• _How to complete this task_
Repeat every record exactly.

___

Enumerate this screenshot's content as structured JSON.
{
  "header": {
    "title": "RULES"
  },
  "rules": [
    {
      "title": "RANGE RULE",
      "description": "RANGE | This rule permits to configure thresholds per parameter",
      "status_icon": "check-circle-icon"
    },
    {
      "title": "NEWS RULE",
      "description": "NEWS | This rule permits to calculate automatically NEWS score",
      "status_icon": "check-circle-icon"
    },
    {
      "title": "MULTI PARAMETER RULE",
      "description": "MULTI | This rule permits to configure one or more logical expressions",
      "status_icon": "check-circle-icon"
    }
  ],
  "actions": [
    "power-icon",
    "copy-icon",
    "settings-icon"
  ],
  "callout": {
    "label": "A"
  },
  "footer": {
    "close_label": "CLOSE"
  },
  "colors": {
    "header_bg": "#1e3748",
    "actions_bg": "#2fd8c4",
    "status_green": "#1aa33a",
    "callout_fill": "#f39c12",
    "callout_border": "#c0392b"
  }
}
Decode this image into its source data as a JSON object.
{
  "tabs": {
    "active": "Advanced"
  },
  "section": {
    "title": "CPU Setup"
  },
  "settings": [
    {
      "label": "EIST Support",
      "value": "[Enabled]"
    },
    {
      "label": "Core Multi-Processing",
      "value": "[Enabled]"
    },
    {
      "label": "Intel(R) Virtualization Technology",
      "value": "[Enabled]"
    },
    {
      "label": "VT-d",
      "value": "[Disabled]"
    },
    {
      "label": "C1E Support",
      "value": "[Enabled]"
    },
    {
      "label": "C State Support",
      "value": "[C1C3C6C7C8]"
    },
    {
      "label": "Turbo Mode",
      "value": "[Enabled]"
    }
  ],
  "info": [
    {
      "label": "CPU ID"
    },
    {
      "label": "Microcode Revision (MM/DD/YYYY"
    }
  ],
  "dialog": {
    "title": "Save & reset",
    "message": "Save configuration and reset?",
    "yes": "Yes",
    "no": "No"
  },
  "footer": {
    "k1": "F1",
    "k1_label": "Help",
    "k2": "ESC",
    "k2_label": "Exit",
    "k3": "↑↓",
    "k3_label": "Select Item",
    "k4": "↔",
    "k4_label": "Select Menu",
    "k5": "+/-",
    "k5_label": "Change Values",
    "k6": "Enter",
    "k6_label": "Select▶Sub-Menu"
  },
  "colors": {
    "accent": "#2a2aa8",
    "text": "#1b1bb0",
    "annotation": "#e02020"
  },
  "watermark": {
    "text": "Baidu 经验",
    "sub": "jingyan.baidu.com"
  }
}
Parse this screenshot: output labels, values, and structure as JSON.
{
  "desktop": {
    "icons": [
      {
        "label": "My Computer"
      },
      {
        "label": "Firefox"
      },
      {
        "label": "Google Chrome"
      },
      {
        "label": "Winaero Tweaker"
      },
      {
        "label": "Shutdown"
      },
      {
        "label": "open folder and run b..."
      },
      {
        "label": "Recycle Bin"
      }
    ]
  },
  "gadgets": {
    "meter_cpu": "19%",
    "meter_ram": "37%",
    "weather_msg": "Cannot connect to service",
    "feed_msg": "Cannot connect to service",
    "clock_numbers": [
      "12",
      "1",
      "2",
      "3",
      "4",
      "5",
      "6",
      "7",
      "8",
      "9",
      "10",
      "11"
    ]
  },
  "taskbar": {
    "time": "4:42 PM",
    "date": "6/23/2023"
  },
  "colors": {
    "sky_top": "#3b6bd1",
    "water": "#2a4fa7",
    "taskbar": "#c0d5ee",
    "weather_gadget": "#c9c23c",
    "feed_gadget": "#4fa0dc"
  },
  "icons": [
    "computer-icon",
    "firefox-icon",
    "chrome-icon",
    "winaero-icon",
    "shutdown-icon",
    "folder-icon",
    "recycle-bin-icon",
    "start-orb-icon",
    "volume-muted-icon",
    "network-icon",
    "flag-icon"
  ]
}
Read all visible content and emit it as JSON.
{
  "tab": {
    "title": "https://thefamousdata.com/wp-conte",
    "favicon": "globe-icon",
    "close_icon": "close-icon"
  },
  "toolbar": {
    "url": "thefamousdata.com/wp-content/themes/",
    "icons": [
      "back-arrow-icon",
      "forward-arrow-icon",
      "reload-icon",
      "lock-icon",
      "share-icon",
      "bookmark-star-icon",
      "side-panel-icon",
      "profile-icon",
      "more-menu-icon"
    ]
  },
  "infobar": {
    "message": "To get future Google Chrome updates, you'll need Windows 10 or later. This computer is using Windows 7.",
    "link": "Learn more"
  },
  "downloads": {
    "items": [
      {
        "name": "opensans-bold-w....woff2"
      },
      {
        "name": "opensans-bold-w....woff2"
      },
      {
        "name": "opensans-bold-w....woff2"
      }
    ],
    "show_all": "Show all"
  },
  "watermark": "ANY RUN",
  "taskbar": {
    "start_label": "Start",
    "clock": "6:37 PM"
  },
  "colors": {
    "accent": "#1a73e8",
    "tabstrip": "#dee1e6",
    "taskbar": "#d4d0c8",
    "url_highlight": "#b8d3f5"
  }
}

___

• _Output_
Enumerate this screenshot's content as structured JSON.
{
  "header": {
    "title": "RULES"
  },
  "rules": [
    {
      "title": "RANGE RULE",
      "description": "RANGE | This rule permits to configure thresholds per parameter",
      "status_icon": "check-circle-icon"
    },
    {
      "title": "NEWS RULE",
      "description": "NEWS | This rule permits to calculate automatically NEWS score",
      "status_icon": "check-circle-icon"
    },
    {
      "title": "MULTI PARAMETER RULE",
      "description": "MULTI | This rule permits to configure one or more logical expressions",
      "status_icon": "check-circle-icon"
    }
  ],
  "actions": [
    "power-icon",
    "copy-icon",
    "settings-icon"
  ],
  "callout": {
    "label": "A"
  },
  "footer": {
    "close_label": "CLOSE"
  },
  "colors": {
    "header_bg": "#1e3748",
    "actions_bg": "#2fd8c4",
    "status_green": "#1aa33a",
    "callout_fill": "#f39c12",
    "callout_border": "#c0392b"
  }
}
Decode this image into its source data as a JSON object.
{
  "tabs": {
    "active": "Advanced"
  },
  "section": {
    "title": "CPU Setup"
  },
  "settings": [
    {
      "label": "EIST Support",
      "value": "[Enabled]"
    },
    {
      "label": "Core Multi-Processing",
      "value": "[Enabled]"
    },
    {
      "label": "Intel(R) Virtualization Technology",
      "value": "[Enabled]"
    },
    {
      "label": "VT-d",
      "value": "[Disabled]"
    },
    {
      "label": "C1E Support",
      "value": "[Enabled]"
    },
    {
      "label": "C State Support",
      "value": "[C1C3C6C7C8]"
    },
    {
      "label": "Turbo Mode",
      "value": "[Enabled]"
    }
  ],
  "info": [
    {
      "label": "CPU ID"
    },
    {
      "label": "Microcode Revision (MM/DD/YYYY"
    }
  ],
  "dialog": {
    "title": "Save & reset",
    "message": "Save configuration and reset?",
    "yes": "Yes",
    "no": "No"
  },
  "footer": {
    "k1": "F1",
    "k1_label": "Help",
    "k2": "ESC",
    "k2_label": "Exit",
    "k3": "↑↓",
    "k3_label": "Select Item",
    "k4": "↔",
    "k4_label": "Select Menu",
    "k5": "+/-",
    "k5_label": "Change Values",
    "k6": "Enter",
    "k6_label": "Select▶Sub-Menu"
  },
  "colors": {
    "accent": "#2a2aa8",
    "text": "#1b1bb0",
    "annotation": "#e02020"
  },
  "watermark": {
    "text": "Baidu 经验",
    "sub": "jingyan.baidu.com"
  }
}
Parse this screenshot: output labels, values, and structure as JSON.
{
  "desktop": {
    "icons": [
      {
        "label": "My Computer"
      },
      {
        "label": "Firefox"
      },
      {
        "label": "Google Chrome"
      },
      {
        "label": "Winaero Tweaker"
      },
      {
        "label": "Shutdown"
      },
      {
        "label": "open folder and run b..."
      },
      {
        "label": "Recycle Bin"
      }
    ]
  },
  "gadgets": {
    "meter_cpu": "19%",
    "meter_ram": "37%",
    "weather_msg": "Cannot connect to service",
    "feed_msg": "Cannot connect to service",
    "clock_numbers": [
      "12",
      "1",
      "2",
      "3",
      "4",
      "5",
      "6",
      "7",
      "8",
      "9",
      "10",
      "11"
    ]
  },
  "taskbar": {
    "time": "4:42 PM",
    "date": "6/23/2023"
  },
  "colors": {
    "sky_top": "#3b6bd1",
    "water": "#2a4fa7",
    "taskbar": "#c0d5ee",
    "weather_gadget": "#c9c23c",
    "feed_gadget": "#4fa0dc"
  },
  "icons": [
    "computer-icon",
    "firefox-icon",
    "chrome-icon",
    "winaero-icon",
    "shutdown-icon",
    "folder-icon",
    "recycle-bin-icon",
    "start-orb-icon",
    "volume-muted-icon",
    "network-icon",
    "flag-icon"
  ]
}
Read all visible content and emit it as JSON.
{
  "tab": {
    "title": "https://thefamousdata.com/wp-conte",
    "favicon": "globe-icon",
    "close_icon": "close-icon"
  },
  "toolbar": {
    "url": "thefamousdata.com/wp-content/themes/",
    "icons": [
      "back-arrow-icon",
      "forward-arrow-icon",
      "reload-icon",
      "lock-icon",
      "share-icon",
      "bookmark-star-icon",
      "side-panel-icon",
      "profile-icon",
      "more-menu-icon"
    ]
  },
  "infobar": {
    "message": "To get future Google Chrome updates, you'll need Windows 10 or later. This computer is using Windows 7.",
    "link": "Learn more"
  },
  "downloads": {
    "items": [
      {
        "name": "opensans-bold-w....woff2"
      },
      {
        "name": "opensans-bold-w....woff2"
      },
      {
        "name": "opensans-bold-w....woff2"
      }
    ],
    "show_all": "Show all"
  },
  "watermark": "ANY RUN",
  "taskbar": {
    "start_label": "Start",
    "clock": "6:37 PM"
  },
  "colors": {
    "accent": "#1a73e8",
    "tabstrip": "#dee1e6",
    "taskbar": "#d4d0c8",
    "url_highlight": "#b8d3f5"
  }
}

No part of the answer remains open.